**EXTRACTED MATERIAL**
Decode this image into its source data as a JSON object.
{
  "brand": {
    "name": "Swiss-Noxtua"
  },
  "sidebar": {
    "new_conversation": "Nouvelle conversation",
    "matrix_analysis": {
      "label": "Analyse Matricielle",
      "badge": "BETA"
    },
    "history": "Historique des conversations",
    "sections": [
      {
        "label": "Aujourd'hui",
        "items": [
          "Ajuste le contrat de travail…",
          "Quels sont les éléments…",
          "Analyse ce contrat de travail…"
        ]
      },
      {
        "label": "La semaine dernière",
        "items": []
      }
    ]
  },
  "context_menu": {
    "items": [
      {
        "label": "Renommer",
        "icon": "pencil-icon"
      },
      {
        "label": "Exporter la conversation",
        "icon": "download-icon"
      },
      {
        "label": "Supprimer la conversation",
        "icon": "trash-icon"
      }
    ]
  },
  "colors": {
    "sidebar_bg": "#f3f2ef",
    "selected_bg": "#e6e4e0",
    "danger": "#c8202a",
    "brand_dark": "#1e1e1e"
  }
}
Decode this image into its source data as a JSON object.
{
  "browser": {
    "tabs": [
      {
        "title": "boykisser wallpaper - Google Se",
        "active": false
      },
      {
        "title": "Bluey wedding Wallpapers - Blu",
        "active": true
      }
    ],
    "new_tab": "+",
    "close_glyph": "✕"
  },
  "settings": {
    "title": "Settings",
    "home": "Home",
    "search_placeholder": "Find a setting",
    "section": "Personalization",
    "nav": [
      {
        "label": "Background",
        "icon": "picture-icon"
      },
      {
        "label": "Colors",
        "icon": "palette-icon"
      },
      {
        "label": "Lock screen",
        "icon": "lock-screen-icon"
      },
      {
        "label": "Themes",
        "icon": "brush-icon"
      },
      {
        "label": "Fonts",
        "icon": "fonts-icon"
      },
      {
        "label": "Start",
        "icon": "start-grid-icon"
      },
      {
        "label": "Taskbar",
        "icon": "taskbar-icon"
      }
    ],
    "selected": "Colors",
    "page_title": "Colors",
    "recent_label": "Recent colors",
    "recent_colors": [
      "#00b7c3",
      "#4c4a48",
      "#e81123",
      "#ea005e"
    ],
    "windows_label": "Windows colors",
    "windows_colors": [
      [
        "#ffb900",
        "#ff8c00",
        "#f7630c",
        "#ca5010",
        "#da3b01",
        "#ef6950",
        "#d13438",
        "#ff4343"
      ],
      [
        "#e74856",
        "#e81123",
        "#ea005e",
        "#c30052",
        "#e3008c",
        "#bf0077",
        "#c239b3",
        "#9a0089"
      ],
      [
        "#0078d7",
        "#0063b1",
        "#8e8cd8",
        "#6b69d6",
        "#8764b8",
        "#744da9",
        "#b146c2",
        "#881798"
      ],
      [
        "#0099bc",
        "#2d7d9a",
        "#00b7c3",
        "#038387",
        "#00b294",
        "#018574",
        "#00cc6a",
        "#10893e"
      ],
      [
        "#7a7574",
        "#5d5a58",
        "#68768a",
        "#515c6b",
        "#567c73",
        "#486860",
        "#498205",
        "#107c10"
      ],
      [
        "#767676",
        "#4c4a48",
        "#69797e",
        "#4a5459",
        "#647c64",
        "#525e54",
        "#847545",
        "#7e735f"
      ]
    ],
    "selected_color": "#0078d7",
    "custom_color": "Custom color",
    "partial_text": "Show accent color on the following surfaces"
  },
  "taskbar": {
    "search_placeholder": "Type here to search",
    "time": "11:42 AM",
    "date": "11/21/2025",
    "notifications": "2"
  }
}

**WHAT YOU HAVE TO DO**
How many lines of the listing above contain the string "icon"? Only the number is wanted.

**RESULT FOR THIS EXERCISE**
10